Date:                Sun, 13 Jan 2013   Prob (F-statistic):           1.32e-06
Time:                        10:38:36   Log-Likelihood:                -377.13
No. Observations:                  85   AIC:                             762.3
Df Residuals:                      81   BIC:                             772.0
Df Model:                           3
===================================================================================
                      coef    std err          t      P>|t|      [95.0% Conf.
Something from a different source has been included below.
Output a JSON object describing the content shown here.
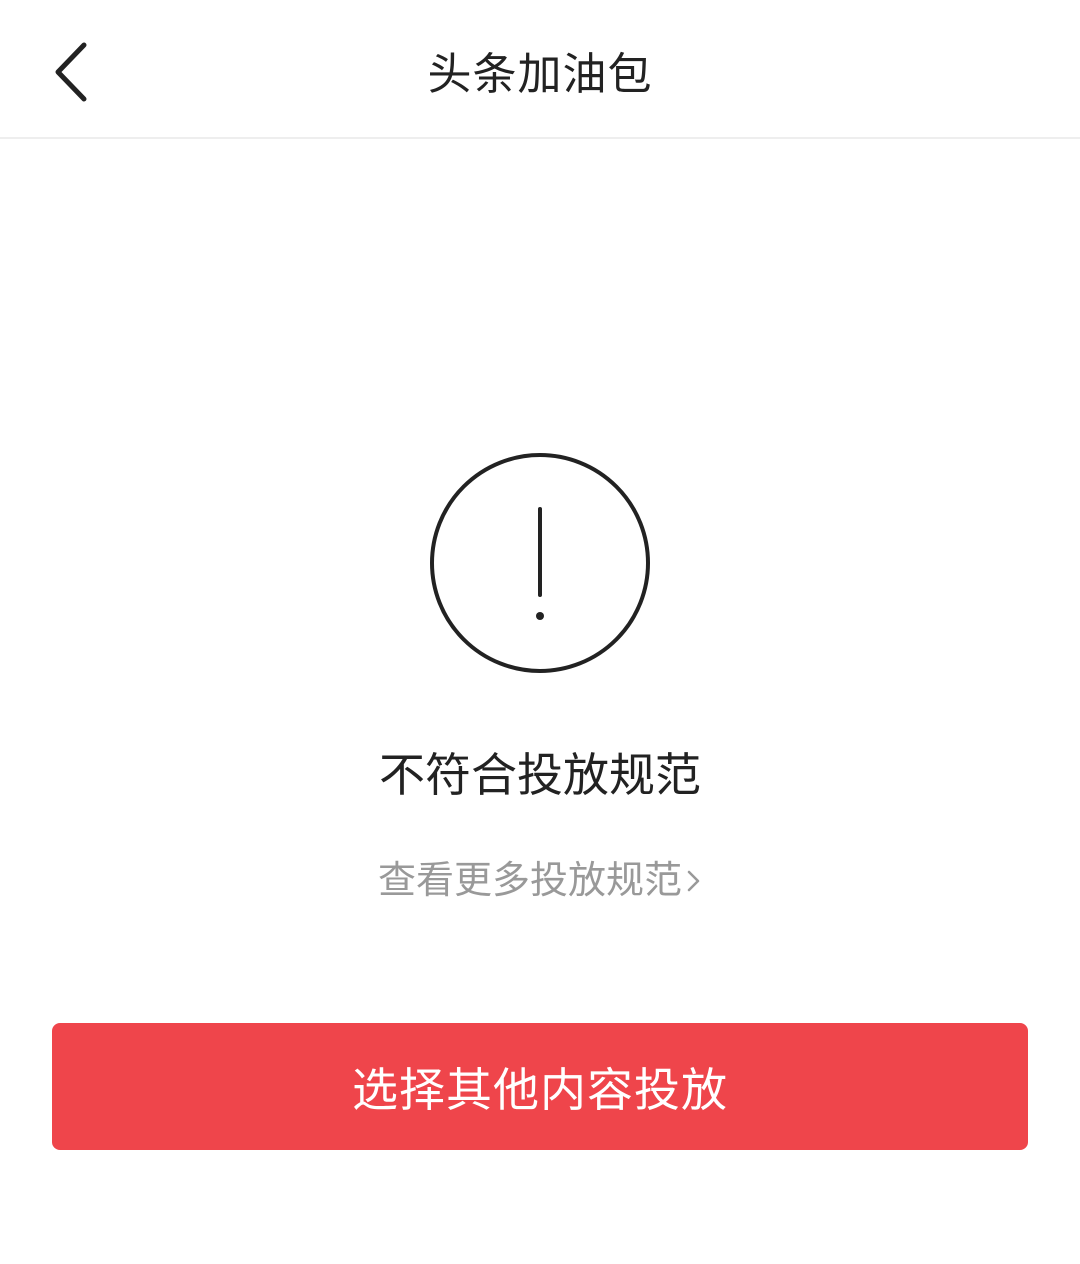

Int.]
-----------------------------------------------------------------------------------
Intercept          38.6348     15.825      2.441      0.017         7.149    70.121
Literacy           -0.3522      0.334     -1.056      0.294        -1.016     0.312
Wealth              0.4364      0.283      1.544      0.126        -0.126     0.999
Literacy:Wealth    -0.0005      0.006     -0.085      0.933        -0.013     0.012
==============================================================================
Omnibus:                        4.447   Durbin-Watson:                   1.953
Prob(Omnibus):                  0.108   Jarque-Bera (JB):                3.228
Skew:                          -0.332   Prob(JB):                        0.199
Kurtosis:                       2.314   Cond. No.                     1.40e+04
==============================================================================

The condition number is large, 1.4e+04. This might indicate that there are
strong multicollinearity or other numerical problems.